22:06 destination and calling that two we're
22:09 selecting Port destination and calling
22:12 that two port and we're selecting time
22:15 and calling it time and same with
22:17 protocol selecting protocol calling a
22:19 protocol with a capital P and you can
22:21 see there the resulting data set and
22:23 table that we've got out of that
22:25 so that's my three my three tips for
22:27 this this session if you're coming into
22:31 OT from the it will some of this might
22:34 seem a little unusual or a little
22:36 different if you're working on a campus
22:38 you're working in a large campus
22:40 how often a device communicates or or
22:43 even in some cases how much bandwidth
22:45 it's using isn't often that important
22:49 um it might not matter if a given
22:51 endpoint goes from 50 megabits a second
22:54 to greater than 60. who cares it could
22:57 be a use case thing but in the OT world
23:00 that could be indicative of some
23:02 problems in your network or or things
23:04 that could go on to affect production or
23:07 compliance so it's pretty important that
23:10 we keep an eye on those kind of things
23:17 so that brings us to the end
23:19 um we'll look forward to catching up
23:20 with you next time and I'm really
23:23 interested can we get some feedback from
23:25 from new people out there would you find
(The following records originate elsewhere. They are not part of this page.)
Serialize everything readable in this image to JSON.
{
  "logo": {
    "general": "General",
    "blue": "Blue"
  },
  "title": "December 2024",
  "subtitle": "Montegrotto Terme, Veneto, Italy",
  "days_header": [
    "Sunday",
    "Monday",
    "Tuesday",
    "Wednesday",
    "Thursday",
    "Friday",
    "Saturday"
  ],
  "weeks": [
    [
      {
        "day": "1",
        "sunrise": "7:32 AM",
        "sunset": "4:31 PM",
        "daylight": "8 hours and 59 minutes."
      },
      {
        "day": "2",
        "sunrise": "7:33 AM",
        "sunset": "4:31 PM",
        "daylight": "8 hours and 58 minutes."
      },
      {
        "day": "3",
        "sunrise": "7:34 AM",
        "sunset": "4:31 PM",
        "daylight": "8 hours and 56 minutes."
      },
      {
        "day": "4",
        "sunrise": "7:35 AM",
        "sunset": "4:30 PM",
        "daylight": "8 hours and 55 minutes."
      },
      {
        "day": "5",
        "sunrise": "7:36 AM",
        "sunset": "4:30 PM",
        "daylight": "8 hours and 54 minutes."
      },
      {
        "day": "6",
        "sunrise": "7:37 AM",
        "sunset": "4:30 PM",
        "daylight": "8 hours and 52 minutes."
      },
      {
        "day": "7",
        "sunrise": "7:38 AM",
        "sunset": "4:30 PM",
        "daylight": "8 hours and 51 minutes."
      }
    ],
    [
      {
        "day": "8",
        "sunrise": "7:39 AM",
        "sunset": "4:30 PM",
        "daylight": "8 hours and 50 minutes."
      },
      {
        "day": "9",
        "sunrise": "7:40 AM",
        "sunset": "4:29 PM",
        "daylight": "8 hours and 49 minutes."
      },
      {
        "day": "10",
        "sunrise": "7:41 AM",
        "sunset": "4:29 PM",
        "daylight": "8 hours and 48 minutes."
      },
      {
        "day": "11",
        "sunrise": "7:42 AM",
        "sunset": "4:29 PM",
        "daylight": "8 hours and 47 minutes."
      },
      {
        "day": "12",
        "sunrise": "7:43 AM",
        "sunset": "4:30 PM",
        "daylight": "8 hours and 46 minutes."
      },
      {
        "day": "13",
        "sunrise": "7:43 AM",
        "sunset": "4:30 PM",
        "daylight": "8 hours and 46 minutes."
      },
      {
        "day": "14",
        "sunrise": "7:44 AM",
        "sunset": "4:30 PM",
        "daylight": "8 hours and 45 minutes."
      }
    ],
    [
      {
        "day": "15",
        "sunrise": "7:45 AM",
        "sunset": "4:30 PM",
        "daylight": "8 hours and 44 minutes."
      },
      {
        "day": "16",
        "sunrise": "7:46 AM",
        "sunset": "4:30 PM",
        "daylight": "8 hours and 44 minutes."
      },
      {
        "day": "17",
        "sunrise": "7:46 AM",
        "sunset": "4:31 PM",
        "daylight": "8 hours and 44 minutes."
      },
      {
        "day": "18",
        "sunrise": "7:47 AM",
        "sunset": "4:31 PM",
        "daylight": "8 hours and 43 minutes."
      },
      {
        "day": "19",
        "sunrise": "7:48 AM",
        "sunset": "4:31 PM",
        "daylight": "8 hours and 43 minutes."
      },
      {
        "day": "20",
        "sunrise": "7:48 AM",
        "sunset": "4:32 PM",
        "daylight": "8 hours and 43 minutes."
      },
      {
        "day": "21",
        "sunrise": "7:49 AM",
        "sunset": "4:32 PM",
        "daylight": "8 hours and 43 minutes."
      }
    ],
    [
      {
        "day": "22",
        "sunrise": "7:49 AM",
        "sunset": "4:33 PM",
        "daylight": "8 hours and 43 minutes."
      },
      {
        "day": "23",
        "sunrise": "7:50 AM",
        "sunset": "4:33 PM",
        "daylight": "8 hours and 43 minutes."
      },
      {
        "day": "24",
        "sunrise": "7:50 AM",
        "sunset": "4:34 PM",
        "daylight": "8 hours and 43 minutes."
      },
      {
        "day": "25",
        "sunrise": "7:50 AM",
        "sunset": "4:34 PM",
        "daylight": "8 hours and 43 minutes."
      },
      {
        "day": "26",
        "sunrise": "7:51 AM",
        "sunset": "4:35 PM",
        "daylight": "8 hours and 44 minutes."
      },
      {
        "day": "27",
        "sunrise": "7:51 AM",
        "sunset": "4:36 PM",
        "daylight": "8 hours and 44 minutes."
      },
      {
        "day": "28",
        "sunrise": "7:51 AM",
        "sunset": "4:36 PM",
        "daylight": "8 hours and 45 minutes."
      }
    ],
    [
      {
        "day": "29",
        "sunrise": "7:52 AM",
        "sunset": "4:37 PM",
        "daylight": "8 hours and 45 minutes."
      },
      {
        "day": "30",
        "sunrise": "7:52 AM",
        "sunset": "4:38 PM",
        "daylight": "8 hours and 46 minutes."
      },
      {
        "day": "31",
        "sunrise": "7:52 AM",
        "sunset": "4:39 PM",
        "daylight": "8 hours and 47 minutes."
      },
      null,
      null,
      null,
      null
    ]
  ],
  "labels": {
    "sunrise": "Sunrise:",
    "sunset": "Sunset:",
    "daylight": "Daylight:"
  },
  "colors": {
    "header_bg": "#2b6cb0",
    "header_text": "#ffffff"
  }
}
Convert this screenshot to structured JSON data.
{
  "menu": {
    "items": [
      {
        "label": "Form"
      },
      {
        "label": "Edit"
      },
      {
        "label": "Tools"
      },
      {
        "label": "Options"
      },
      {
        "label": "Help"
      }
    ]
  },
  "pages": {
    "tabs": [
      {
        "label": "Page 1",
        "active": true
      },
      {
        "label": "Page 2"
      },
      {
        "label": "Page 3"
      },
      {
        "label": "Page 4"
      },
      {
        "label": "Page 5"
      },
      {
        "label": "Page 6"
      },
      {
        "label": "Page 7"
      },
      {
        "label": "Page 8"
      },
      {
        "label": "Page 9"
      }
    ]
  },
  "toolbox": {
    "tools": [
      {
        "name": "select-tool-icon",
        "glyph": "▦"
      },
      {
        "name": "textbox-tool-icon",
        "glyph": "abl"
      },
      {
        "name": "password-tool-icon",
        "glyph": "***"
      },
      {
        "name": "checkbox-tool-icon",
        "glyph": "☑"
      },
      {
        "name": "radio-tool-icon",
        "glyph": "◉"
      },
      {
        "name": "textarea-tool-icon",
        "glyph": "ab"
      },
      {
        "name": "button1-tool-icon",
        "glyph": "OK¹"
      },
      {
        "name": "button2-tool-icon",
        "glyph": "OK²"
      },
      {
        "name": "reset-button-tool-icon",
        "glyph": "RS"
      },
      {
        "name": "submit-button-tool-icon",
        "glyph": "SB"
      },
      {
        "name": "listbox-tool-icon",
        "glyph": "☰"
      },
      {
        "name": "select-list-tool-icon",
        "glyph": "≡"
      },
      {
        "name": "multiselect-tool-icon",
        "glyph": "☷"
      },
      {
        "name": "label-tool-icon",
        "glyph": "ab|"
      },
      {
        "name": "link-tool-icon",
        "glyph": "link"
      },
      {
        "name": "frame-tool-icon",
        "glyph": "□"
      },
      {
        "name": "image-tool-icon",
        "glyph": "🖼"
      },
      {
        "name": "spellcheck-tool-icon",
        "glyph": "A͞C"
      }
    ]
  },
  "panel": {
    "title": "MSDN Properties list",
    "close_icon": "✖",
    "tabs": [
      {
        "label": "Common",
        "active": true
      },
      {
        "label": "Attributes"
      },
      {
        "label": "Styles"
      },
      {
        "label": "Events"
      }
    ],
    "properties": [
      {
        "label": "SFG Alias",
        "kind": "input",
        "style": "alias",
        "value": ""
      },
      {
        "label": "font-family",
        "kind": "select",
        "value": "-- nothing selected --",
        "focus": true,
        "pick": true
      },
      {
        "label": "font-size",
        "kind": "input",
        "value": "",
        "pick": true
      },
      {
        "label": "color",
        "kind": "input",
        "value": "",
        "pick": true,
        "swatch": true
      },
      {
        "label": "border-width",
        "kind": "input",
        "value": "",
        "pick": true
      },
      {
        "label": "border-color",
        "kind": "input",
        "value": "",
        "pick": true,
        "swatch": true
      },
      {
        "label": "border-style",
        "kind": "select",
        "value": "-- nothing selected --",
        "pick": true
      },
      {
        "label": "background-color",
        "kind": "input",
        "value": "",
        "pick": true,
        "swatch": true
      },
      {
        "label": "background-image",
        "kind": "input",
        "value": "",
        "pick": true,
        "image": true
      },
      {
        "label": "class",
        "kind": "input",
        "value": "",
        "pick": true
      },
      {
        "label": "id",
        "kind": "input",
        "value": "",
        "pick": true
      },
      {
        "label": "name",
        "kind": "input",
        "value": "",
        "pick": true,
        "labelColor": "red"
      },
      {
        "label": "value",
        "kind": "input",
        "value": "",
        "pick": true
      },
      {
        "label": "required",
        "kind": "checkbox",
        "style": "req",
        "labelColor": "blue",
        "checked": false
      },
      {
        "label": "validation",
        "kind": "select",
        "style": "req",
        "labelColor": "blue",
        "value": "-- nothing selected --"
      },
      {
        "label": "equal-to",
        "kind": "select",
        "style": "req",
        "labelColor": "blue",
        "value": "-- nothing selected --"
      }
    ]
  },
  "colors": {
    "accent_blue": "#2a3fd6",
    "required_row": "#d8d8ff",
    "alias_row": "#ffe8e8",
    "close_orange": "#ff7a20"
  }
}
23:28 it interesting to learn about some Core
23:31 iot Concepts such uh you know design or
23:36 um
23:37 digital and analog inputs and outputs
23:40 versus
23:41 communication devices versus you know a
23:44 bit more technical detail on how OT
23:46 systems actually work rather than just
23:49 how we're using it within the nozomi
23:52 world the two things fit together really
23:54 well we could have a lot of fun
23:55 discussing some of those things if
23:57 you're interested in knowing more about
23:59 that let us know we'll see you next time
24:02 [Music]"}]